##### MATERIAL SHOWN

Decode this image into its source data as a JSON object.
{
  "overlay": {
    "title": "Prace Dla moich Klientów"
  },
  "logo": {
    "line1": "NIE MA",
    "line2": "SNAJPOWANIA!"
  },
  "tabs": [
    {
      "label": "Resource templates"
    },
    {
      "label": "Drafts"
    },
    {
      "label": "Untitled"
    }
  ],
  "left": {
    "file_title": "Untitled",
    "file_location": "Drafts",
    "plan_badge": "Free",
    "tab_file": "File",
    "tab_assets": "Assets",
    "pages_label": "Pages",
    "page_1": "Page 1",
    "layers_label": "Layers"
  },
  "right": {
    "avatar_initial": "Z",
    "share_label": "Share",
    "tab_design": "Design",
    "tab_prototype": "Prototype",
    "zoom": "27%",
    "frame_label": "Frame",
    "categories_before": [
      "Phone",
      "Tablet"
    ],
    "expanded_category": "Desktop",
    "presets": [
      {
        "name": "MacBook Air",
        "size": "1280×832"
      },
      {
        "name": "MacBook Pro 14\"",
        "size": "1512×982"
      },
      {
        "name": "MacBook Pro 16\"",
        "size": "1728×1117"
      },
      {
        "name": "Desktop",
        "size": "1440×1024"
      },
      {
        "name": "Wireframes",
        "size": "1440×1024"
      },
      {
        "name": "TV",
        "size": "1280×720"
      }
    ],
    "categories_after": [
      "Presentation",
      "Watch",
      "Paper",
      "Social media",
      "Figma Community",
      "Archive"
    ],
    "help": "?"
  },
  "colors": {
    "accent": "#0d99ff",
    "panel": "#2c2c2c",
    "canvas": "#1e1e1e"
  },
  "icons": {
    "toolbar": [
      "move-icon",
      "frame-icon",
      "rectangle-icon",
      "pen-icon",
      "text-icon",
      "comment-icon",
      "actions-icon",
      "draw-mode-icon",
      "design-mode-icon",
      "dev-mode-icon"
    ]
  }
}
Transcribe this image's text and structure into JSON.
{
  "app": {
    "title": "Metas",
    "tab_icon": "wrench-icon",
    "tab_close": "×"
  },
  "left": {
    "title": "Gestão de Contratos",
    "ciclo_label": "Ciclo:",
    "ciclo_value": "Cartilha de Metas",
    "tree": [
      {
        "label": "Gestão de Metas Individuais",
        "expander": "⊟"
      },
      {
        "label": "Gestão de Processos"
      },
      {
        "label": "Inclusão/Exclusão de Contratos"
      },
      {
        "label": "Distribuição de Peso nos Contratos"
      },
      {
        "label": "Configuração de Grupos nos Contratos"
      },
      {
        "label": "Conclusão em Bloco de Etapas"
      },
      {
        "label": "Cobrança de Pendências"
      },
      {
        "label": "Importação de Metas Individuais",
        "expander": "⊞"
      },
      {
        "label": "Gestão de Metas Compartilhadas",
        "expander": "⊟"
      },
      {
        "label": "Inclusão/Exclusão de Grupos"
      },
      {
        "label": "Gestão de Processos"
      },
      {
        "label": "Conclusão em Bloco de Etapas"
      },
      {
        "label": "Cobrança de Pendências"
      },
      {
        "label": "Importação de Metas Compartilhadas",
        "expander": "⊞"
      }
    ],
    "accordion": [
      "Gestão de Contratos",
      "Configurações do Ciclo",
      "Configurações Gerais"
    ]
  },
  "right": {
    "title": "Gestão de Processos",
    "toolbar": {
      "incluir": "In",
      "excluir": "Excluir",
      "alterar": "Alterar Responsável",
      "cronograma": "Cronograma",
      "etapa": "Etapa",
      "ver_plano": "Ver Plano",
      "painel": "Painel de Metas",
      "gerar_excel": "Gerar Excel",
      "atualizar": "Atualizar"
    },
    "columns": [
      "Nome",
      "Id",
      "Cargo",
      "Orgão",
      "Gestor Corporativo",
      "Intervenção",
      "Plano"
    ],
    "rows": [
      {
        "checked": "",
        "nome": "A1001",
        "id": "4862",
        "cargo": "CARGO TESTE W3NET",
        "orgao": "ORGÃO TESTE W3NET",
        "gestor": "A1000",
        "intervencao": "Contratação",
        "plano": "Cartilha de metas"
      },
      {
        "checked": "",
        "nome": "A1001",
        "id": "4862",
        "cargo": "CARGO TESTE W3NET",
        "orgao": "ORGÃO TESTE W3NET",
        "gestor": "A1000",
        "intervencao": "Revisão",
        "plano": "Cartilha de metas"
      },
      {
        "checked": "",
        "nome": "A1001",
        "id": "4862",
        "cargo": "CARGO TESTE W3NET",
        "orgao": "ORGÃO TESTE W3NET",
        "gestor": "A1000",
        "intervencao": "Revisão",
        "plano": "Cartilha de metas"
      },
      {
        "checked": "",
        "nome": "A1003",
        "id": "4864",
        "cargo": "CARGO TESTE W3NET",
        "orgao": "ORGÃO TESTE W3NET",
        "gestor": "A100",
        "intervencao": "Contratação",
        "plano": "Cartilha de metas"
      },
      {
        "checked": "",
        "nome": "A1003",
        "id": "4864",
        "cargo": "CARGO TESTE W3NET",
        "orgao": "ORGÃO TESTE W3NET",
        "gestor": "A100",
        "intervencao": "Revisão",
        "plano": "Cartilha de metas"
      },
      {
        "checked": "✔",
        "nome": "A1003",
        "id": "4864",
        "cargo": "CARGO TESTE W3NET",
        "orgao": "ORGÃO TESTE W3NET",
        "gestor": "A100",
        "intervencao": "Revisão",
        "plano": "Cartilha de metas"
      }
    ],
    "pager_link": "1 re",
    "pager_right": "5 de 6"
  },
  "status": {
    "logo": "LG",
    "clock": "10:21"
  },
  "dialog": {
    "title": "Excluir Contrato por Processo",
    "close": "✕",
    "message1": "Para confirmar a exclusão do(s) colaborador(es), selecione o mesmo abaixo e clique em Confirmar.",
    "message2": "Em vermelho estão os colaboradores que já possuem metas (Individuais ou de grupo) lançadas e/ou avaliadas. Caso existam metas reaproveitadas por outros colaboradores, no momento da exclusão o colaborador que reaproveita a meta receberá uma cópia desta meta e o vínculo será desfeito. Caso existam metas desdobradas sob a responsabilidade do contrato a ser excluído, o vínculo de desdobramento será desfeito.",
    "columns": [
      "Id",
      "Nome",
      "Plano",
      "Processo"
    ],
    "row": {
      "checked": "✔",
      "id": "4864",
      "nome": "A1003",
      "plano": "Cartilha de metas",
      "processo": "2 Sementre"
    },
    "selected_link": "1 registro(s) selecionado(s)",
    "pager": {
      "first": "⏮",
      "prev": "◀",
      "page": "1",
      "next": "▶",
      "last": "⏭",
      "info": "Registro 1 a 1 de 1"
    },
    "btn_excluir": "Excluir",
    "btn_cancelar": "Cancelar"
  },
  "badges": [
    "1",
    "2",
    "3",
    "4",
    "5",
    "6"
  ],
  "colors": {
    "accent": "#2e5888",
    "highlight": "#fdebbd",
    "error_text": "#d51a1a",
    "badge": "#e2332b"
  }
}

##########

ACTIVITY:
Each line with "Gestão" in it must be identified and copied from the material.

TASK SOLUTION:
    "title": "Gestão de Contratos",
        "label": "Gestão de Metas Individuais",
        "label": "Gestão de Processos"
        "label": "Gestão de Metas Compartilhadas",
        "label": "Gestão de Processos"
      "Gestão de Contratos",
    "title": "Gestão de Processos",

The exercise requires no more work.